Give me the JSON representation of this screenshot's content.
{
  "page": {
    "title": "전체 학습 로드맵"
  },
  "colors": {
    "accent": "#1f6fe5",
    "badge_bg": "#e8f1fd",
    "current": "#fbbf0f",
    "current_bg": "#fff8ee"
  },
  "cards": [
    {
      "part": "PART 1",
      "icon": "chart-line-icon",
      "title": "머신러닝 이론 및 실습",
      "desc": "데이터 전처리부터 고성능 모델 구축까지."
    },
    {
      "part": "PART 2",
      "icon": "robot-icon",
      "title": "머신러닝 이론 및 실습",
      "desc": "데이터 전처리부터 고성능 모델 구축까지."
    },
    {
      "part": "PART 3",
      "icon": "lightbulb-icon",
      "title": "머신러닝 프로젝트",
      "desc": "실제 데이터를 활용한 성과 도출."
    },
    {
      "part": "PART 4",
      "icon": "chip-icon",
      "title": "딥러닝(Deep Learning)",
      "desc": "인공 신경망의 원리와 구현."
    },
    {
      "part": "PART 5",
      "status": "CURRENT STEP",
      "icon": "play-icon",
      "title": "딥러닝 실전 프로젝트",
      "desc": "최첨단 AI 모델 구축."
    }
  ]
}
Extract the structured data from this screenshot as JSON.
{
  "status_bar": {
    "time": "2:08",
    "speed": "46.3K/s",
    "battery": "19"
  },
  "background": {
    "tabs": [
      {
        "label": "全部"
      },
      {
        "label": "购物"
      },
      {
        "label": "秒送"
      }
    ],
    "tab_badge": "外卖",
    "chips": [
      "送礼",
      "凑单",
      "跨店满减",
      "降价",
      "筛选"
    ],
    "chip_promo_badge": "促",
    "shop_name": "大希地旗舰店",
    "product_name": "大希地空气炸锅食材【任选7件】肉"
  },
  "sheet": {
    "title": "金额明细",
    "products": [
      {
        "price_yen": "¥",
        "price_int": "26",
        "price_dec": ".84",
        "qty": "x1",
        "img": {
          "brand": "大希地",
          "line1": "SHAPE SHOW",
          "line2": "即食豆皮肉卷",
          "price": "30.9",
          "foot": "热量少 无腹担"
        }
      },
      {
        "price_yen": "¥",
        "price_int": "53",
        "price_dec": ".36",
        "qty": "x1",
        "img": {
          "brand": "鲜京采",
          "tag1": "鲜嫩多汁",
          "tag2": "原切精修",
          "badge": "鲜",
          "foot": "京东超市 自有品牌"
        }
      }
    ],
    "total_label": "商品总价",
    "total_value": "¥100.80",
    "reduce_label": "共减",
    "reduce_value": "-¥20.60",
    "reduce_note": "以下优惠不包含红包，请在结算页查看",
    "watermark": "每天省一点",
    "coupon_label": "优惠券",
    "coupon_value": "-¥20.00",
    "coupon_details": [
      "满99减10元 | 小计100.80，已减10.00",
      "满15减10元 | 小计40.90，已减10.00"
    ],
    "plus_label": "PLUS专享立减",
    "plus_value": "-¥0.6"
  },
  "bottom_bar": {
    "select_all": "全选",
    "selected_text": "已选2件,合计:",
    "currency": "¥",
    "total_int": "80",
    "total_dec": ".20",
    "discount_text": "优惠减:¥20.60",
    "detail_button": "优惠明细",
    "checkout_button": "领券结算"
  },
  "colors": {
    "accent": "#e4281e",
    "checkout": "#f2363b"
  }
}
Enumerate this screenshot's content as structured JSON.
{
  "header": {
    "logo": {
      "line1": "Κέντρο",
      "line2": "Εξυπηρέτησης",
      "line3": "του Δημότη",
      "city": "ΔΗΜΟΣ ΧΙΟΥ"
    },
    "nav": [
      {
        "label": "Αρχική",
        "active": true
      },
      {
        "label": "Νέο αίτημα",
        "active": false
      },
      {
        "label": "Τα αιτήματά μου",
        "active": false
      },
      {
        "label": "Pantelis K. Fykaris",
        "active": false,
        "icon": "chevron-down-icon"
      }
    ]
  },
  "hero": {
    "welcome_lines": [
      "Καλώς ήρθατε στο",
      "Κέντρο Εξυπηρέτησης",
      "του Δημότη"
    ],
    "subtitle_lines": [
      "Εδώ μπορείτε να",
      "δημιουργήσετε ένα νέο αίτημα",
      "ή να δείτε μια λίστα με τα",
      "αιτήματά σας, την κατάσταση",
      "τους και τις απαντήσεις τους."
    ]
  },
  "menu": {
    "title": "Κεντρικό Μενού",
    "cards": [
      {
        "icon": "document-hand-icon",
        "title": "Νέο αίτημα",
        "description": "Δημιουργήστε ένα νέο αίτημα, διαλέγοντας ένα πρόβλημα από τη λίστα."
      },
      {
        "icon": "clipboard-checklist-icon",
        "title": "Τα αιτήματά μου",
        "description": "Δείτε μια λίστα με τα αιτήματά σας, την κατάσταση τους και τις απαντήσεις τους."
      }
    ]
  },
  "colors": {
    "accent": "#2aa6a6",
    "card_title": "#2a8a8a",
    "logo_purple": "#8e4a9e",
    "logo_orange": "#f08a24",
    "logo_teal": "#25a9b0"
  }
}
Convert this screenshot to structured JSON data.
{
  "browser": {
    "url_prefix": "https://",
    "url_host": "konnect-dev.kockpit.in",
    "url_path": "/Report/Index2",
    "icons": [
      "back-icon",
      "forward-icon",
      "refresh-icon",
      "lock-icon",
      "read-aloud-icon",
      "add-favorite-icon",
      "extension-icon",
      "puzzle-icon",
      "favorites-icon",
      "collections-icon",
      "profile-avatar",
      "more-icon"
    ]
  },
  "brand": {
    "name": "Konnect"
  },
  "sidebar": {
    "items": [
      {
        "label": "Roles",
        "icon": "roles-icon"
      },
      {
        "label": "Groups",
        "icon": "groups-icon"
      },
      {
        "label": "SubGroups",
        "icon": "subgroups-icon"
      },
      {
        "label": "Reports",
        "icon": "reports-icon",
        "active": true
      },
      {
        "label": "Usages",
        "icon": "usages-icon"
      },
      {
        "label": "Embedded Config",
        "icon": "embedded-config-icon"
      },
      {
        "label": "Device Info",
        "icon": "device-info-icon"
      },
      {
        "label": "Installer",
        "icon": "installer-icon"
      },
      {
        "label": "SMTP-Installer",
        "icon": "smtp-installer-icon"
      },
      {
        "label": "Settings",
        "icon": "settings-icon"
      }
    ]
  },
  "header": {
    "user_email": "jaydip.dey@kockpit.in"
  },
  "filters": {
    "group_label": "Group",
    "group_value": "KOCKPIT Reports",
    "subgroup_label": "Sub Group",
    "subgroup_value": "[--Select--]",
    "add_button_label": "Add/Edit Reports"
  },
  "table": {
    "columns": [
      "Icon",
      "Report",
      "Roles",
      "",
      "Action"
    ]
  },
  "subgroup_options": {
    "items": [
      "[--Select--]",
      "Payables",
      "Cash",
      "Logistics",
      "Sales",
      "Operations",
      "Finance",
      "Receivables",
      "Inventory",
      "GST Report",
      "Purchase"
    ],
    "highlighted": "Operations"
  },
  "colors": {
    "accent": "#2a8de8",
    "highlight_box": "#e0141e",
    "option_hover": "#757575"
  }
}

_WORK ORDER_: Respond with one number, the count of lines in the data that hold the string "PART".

_COMPLETED EXERCISE_: 5